### RECORDS TO USE
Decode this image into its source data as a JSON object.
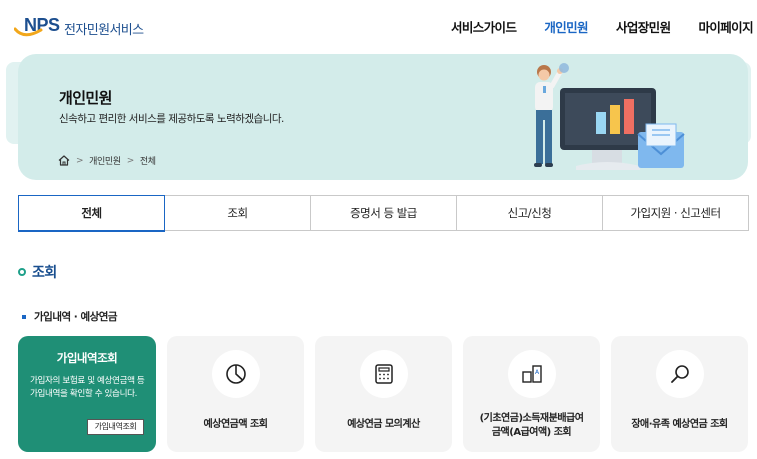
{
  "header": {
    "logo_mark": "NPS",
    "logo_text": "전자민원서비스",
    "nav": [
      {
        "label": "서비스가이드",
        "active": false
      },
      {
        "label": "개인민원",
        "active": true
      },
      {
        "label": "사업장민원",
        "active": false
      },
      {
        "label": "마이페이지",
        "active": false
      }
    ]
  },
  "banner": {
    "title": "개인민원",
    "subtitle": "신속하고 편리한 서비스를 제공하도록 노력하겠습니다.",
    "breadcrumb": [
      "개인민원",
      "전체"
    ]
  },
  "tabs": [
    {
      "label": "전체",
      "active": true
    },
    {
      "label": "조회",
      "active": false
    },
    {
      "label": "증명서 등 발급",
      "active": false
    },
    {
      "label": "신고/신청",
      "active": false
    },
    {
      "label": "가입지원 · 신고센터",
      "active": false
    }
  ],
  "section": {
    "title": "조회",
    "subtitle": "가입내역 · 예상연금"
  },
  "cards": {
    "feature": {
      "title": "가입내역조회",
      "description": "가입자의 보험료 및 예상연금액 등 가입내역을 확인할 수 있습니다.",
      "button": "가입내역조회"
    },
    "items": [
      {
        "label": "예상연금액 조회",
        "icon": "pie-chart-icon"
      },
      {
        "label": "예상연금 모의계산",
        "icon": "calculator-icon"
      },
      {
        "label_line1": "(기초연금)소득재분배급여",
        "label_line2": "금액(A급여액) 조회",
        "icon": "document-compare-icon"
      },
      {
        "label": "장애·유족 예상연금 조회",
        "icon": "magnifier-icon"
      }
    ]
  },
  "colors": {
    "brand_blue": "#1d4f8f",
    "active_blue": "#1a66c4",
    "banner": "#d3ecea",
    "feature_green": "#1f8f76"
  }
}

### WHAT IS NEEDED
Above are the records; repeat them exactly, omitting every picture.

### ANSWER TO THE EXERCISE
Decode this image into its source data as a JSON object.
{
  "header": {
    "logo_mark": "NPS",
    "logo_text": "전자민원서비스",
    "nav": [
      {
        "label": "서비스가이드",
        "active": false
      },
      {
        "label": "개인민원",
        "active": true
      },
      {
        "label": "사업장민원",
        "active": false
      },
      {
        "label": "마이페이지",
        "active": false
      }
    ]
  },
  "banner": {
    "title": "개인민원",
    "subtitle": "신속하고 편리한 서비스를 제공하도록 노력하겠습니다.",
    "breadcrumb": [
      "개인민원",
      "전체"
    ]
  },
  "tabs": [
    {
      "label": "전체",
      "active": true
    },
    {
      "label": "조회",
      "active": false
    },
    {
      "label": "증명서 등 발급",
      "active": false
    },
    {
      "label": "신고/신청",
      "active": false
    },
    {
      "label": "가입지원 · 신고센터",
      "active": false
    }
  ],
  "section": {
    "title": "조회",
    "subtitle": "가입내역 · 예상연금"
  },
  "cards": {
    "feature": {
      "title": "가입내역조회",
      "description": "가입자의 보험료 및 예상연금액 등 가입내역을 확인할 수 있습니다.",
      "button": "가입내역조회"
    },
    "items": [
      {
        "label": "예상연금액 조회",
        "icon": "pie-chart-icon"
      },
      {
        "label": "예상연금 모의계산",
        "icon": "calculator-icon"
      },
      {
        "label_line1": "(기초연금)소득재분배급여",
        "label_line2": "금액(A급여액) 조회",
        "icon": "document-compare-icon"
      },
      {
        "label": "장애·유족 예상연금 조회",
        "icon": "magnifier-icon"
      }
    ]
  },
  "colors": {
    "brand_blue": "#1d4f8f",
    "active_blue": "#1a66c4",
    "banner": "#d3ecea",
    "feature_green": "#1f8f76"
  }
}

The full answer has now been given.